[Component data from apps and pages]
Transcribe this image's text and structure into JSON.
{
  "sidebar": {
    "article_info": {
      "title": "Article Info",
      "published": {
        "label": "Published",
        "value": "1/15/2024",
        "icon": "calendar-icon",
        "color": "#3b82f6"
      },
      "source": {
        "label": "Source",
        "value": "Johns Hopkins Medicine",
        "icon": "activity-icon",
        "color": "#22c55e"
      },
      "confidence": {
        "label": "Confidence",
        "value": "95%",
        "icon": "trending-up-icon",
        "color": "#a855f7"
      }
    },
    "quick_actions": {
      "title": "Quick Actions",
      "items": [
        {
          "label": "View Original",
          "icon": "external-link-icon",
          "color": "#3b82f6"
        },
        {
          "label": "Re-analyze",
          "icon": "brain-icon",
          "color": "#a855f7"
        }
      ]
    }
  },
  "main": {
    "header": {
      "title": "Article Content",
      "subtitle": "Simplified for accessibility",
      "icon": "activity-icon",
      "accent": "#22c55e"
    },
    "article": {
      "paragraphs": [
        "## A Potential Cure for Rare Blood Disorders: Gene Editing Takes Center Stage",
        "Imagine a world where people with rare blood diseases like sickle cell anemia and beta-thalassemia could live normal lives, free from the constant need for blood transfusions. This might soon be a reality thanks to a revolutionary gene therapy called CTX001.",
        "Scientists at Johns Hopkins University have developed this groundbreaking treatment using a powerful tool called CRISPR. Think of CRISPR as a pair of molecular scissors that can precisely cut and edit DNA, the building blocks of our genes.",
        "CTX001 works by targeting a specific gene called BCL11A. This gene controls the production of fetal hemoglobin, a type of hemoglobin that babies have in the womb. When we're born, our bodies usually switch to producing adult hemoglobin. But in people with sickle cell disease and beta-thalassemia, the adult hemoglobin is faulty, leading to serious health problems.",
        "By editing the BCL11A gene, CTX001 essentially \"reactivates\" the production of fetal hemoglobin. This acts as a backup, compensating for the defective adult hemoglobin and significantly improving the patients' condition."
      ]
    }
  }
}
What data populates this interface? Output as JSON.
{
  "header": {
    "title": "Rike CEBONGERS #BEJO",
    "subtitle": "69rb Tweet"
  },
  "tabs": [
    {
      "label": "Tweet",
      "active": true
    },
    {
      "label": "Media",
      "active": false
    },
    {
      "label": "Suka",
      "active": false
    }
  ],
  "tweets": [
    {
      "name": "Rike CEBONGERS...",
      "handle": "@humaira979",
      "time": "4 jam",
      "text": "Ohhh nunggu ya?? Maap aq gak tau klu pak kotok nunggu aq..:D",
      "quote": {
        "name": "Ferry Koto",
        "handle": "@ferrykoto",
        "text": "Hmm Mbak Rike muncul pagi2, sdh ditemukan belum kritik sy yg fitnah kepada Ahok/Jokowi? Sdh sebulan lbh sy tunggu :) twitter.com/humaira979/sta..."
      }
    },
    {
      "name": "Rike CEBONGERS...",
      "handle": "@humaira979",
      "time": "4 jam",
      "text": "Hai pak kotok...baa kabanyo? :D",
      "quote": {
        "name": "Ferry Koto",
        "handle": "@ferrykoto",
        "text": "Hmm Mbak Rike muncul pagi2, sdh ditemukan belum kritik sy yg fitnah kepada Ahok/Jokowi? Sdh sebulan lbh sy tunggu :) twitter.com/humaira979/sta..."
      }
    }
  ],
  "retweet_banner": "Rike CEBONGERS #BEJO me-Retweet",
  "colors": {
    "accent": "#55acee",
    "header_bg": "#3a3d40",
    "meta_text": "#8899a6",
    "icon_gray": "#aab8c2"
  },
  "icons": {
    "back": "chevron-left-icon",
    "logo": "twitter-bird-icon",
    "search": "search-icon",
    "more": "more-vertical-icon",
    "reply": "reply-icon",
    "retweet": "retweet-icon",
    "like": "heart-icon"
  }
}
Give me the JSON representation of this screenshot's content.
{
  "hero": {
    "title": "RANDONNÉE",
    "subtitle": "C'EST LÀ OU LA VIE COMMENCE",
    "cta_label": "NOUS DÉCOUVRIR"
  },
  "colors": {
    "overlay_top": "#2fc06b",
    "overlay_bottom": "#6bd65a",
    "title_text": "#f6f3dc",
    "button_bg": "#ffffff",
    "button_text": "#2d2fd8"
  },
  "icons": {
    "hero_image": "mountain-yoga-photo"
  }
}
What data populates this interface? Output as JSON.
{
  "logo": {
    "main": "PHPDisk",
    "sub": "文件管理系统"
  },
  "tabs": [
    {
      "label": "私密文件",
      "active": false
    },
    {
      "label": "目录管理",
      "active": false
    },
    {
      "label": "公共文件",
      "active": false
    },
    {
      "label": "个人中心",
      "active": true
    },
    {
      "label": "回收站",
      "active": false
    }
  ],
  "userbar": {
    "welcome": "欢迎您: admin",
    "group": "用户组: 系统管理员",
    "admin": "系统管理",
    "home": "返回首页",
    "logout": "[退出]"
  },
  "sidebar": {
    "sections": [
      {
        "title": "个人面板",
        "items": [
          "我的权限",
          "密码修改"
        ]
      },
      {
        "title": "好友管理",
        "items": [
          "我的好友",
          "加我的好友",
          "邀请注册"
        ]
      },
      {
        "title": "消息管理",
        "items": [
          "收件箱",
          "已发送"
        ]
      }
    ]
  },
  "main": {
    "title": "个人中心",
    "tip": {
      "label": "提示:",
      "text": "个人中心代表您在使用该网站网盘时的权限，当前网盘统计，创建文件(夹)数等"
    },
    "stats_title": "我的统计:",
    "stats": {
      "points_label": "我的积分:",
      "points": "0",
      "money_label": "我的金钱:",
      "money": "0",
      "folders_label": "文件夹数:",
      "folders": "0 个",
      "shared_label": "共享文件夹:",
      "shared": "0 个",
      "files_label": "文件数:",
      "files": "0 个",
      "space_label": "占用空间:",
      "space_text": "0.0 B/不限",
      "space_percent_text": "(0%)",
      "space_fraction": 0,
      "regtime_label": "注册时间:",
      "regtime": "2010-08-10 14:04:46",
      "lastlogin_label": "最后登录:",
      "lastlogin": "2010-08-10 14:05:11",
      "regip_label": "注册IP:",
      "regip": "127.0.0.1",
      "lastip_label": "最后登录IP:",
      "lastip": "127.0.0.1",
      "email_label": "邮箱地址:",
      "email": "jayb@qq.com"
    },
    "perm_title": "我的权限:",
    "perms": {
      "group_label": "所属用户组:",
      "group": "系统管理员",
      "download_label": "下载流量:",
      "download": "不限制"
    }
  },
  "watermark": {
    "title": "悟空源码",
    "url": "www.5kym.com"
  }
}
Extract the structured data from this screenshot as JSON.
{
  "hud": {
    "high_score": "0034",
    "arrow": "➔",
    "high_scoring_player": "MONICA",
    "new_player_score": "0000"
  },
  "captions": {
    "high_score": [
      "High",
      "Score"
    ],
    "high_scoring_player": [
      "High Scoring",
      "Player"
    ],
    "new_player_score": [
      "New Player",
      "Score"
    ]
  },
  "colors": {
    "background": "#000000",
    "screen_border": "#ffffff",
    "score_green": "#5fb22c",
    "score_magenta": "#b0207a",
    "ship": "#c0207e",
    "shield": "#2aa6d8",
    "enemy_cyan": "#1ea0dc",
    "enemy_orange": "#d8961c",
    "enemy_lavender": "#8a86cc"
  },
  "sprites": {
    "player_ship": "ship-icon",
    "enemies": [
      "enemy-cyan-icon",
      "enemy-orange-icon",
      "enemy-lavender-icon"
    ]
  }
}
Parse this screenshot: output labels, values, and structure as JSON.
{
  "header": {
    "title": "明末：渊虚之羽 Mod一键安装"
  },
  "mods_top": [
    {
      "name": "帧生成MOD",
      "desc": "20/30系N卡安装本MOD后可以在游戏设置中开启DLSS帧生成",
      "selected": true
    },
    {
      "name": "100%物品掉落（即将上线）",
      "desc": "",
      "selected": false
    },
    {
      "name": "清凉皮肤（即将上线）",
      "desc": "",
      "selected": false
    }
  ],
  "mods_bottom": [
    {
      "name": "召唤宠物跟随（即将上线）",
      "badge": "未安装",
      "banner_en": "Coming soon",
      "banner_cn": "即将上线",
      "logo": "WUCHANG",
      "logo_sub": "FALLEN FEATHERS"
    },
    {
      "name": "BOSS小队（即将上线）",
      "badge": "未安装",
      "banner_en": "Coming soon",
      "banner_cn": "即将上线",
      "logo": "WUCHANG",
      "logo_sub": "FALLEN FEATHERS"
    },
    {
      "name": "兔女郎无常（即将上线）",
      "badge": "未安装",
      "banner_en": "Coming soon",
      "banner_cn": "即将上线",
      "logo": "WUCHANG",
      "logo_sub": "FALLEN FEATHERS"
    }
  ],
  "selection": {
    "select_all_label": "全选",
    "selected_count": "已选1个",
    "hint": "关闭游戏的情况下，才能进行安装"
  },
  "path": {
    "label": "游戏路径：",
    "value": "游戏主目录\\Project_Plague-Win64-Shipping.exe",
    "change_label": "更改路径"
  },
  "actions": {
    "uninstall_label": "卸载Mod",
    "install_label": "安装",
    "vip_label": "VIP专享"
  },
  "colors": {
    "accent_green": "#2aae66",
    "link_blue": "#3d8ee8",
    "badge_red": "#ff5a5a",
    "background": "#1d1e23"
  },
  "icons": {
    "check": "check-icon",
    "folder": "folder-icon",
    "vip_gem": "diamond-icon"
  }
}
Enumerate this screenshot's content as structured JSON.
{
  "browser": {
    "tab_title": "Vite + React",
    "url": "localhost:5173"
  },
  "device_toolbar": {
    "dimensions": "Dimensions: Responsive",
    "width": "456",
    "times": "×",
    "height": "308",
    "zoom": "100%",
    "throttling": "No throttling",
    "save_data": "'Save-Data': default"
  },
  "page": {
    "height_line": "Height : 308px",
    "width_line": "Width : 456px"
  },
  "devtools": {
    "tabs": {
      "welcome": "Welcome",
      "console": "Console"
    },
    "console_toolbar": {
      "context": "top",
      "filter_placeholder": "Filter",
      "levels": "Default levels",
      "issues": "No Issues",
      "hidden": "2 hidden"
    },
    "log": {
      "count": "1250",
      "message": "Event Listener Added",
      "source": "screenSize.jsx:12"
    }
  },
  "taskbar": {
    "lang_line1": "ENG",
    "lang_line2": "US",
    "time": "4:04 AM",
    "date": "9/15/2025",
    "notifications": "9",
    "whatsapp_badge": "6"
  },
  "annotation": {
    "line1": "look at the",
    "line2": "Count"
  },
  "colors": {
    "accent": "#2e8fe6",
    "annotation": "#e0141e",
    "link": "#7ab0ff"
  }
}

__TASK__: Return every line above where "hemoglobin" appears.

__RESULT OF THIS EXERCISE__:
        "CTX001 works by targeting a specific gene called BCL11A. This gene controls the production of fetal hemoglobin, a type of hemoglobin that babies have in the womb. When we're born, our bodies usually switch to producing adult hemoglobin. But in people with sickle cell disease and beta-thalassemia, the adult hemoglobin is faulty, leading to serious health problems.",
        "By editing the BCL11A gene, CTX001 essentially \"reactivates\" the production of fetal hemoglobin. This acts as a backup, compensating for the defective adult hemoglobin and significantly improving the patients' condition."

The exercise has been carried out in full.